Citizens who paid warrant fees in St. Louis will get refunds, la - KMOV.com

Citizens who paid warrant fees in St. Louis will get refunds, lawsuits continue in other munis

Posted: Updated:
St. Louis City will soon issue refunds to people who paid warrant cancellation fees. Credit: KMOV St. Louis City will soon issue refunds to people who paid warrant cancellation fees. Credit: KMOV
ST. LOUIS, Mo. (KMOV.com) -

A mind-blowing way of squeezing money from its citizens, that's how some have described a fee charged in towns around St Louis. 

But now that's all changed in a wave of municipal court reform. If you paid a warrant cancellation fee in the City of St. Louis, you could be getting a refund.

“To add on this extra fee for nonsense for literally clicking a mouse, its mind blowing,” said Brandon Wann who received a speeding ticket.

Wann got pulled over for speeding in St. Louis in 2013.

But when he accidentally showed up just half an hour late for his court date, he was shocked to find he already had a warrant for his arrest.

“That was the first time I ever had a warrant and it was like, wow, a warrant over a half an hour?” said Wann.

To cancel the warrant and reschedule his date, Brandon had to pay up. His total: $55. Otherwise he could go to jail.

“If I do something wrong, I have no problem owning up to it and paying for it, but in this case, I didn't think that little extra was fair,” said Wann.

Those fees, called warrant cancellation fees, are at the center of lawsuits all over St. Louis County and other parts of the Missouri.

Attorney John Campbell, along with SLU and Arch City Defenders, took up the cause in the wake of Ferguson, claiming the fees are illegal and dangerous for citizens.

The worst case, and it happened in some municipalities, is that you could go to jail, you could lose your job.

Campbell says they're suing Ferguson, Florissant, Jennings and others cities who collected millions in these fees.

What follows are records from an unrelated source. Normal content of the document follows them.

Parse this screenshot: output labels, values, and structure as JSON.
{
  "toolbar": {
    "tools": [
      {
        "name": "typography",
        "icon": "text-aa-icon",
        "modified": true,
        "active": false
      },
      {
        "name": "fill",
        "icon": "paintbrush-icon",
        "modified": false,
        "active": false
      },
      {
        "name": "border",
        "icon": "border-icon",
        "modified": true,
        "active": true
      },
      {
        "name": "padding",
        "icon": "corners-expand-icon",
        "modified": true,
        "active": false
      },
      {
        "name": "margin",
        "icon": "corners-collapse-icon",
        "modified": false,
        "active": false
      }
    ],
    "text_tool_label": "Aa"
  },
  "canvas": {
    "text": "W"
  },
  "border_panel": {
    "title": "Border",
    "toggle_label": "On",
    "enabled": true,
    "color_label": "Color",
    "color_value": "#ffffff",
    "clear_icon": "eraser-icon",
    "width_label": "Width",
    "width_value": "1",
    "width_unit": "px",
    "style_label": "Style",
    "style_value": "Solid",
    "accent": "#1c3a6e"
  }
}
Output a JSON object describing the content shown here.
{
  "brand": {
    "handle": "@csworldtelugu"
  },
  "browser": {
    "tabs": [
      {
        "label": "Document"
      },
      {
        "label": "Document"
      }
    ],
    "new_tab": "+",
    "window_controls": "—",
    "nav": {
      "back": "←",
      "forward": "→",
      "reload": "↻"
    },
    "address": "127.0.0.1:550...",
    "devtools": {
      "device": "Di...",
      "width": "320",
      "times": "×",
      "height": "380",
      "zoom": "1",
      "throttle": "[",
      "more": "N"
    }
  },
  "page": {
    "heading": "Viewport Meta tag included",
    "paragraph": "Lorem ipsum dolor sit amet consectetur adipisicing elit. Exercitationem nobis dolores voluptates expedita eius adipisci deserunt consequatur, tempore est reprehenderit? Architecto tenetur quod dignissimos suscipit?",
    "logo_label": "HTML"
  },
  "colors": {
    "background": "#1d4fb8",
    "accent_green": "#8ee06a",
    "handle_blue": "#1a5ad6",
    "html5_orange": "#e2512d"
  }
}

Since the suits started, Campbell says all the cities they are aware of have stopped the practice.

But Campbell isn't stopping there.

“It's not enough to say you did something wrong, you should make it right,” said Campbell.

St. Louis is the first city to agree to pay most of the money back.

“We thought the city had some liability for this particular fee,” said Michael Garvin, Interim City Counselor.

Garvin says no one exactly remembers when they first started collecting the fee, but it was likely to recoup the expense of clerks filling out paperwork.

Cancelling a warrant is as easy as clicking a button on a computer, Garvin says, it made sense to end the practice and give people a refund.

“Is this something you think should have been caught sooner?” asked Lauren Trager, News 4 Investigates Reporter. “Probably. My guess is that the fee was so low that no one paid attention to it,” said Garvin.

St. Louis' fees were lower than what other cities charged.

The total cost of the refund isn't known but could be close to $500,000, money they have in reserve for lawsuits like this. After attorney's fees, people like Wann will get a refund of about 50-60 percent of what they paid.

Although it will not be much, Wann says on principal alone, he'll take it.

“Hopefully the little lawsuits like this will add up and hit their pocket book enough that they will have to stop what they are doing and fix it,” said Wann.

If you paid one of these fees, watch your mailbox. A check will come to you automatically if you qualify. We've got more information for you here.

Copyright 2016 KMOV (Meredith Corporation). All rights reserved.

Watch News 4 Now

Mouse over player for controls · LAUNCH FULL PLAYER

Powered by Frankly